Closed primaries and "radicalization"

The mixed bag which our political parties use across the various states to select candidates has always been a bone of contention. In what is probably a healthy development, we seem to be moving toward a somewhat more standardized system of primaries rather than caucus arrangements. (Democrats will have 37 primaries next year and Republicans 42.) But the other question which is still clearly in flux is whether those primaries should be open – allowing independents, or even members of the opposition, to participate – or closed to party members only.

Mark Siegel, at the Washington Post, tackles the question today, coming at it from the perspective of someone who helped close the primary process for Democrats over the years but is now having second thoughts.

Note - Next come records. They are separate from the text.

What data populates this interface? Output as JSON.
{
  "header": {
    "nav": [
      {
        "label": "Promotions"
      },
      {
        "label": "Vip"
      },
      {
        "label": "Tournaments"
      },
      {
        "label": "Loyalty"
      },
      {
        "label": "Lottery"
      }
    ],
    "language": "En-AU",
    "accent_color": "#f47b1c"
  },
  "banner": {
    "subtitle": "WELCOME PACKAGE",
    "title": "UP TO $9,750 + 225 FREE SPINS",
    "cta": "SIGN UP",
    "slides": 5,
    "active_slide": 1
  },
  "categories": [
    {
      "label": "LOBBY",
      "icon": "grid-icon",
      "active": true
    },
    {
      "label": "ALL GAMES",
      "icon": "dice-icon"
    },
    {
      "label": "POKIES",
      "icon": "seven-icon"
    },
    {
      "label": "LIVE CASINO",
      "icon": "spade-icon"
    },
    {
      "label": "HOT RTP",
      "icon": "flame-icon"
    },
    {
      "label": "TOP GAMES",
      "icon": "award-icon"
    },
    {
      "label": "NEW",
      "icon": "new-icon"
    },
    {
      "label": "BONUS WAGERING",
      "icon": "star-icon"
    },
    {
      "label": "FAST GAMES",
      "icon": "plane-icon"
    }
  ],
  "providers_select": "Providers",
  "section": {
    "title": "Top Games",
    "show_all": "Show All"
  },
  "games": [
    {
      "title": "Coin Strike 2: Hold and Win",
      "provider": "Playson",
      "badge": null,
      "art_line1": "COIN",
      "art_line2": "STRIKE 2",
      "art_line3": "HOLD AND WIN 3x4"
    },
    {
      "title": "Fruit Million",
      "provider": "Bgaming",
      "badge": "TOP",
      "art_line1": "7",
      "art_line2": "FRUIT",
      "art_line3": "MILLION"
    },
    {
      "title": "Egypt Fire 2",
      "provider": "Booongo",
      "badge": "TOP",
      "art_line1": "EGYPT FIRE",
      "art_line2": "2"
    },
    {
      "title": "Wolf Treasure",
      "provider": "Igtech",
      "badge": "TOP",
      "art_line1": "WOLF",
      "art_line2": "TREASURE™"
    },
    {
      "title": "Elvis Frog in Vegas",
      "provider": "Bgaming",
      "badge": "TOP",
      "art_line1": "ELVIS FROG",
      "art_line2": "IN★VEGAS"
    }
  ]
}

A significant factor in the polarization of American politics is the “closed primary” — contests that restrict participation to registered party members. This is an unanticipated consequence of what was meant to be a positive reform of the Democratic Party nominating system, preventing strategically mischievous “crossover voting.” As Democrats changed state statutes to close their primaries, the laws generally affected Republican primaries as well. By excluding independent voters, who generally are ideological moderates, the restrictions narrowed the internal debate within both parties and accelerated the radicalization of American politics.

I am not a bystander to this process. I have served as executive director of the Democratic National Committee and as a member of three Democratic delegate selection reform commissions that incrementally moved to restrict participation in our party nominating processes. We changed our rules in 1972 to prevent more incidents like that year’s Michigan Democratic primary, at which Republicans voted in large numbers for Alabama Gov. George Wallace. Our intent was strategic and honorable: Why should Republicans be allowed to vote to nominate a racist, unelectable Democrat?

Leaving aside the blatant partisanship and insulting tone taken in the second paragraph, Siegel ironically seems to answer his own question. If you’re going to take that attitude toward the Democrats’ nominating process, one might argue the same for the other side, asking why Democrats should be allowed to push a big government, tax and spend candidate in the GOP race? As they say, if the shoe fits…

But the author does touch on another aspect to the question. Hard core partisans are likely to scoff at the question, seeing as much differentiation as possible as a good thing. But is there a down side to keeping independent (or the dreaded word… “moderate”) voters out of the primary process?

The two chief arguments against this are easy to find. First, how small of a “tent” do you want and how damaging is it to have a variety of opinions and ideologies represented in the primary? Second, and perhaps more of a pragmatic notion, is the issue of electability – a subject which seems to have become a dirty word of late. After the base from each party selects the nominees, the center picks the winner every four years. At what point does purity cross the line to the Pyrrhic?

We have a bit of a laboratory to examine these patterns in the form of the New Hampshire primary. Due to the rules of the road in the Granite State it’s fairly easy for independents to vote in either primary. This produces an interesting, somewhat oscillating set of results over the years.

In a cycle where there is no incumbent president running, (such as in 2008) both parties have contended primaries. This can result in independents who would typically lean a bit more to the right showing up for the GOP vote and those leaning a bit more to the left clustering at the Democrats’ ballot box. The result of this is a winner which will skew a bit more toward the base. But in contests such as next year’s, when there will effectively be no Democratic primary of any significance, independents – including the more centrist or even libertarian or left leaning voters – tend to flock toward the Republican race because, well… it’s the only action in town. This can result in a bit more of a moderate vote.

So which one produces the more desirable result? And, perhaps more importantly, which one produces a candidate most likely to not only win the primary race, but the general election. Here’s the record of who has won in New Hampshire going back to the late 1940’s. You be the judge.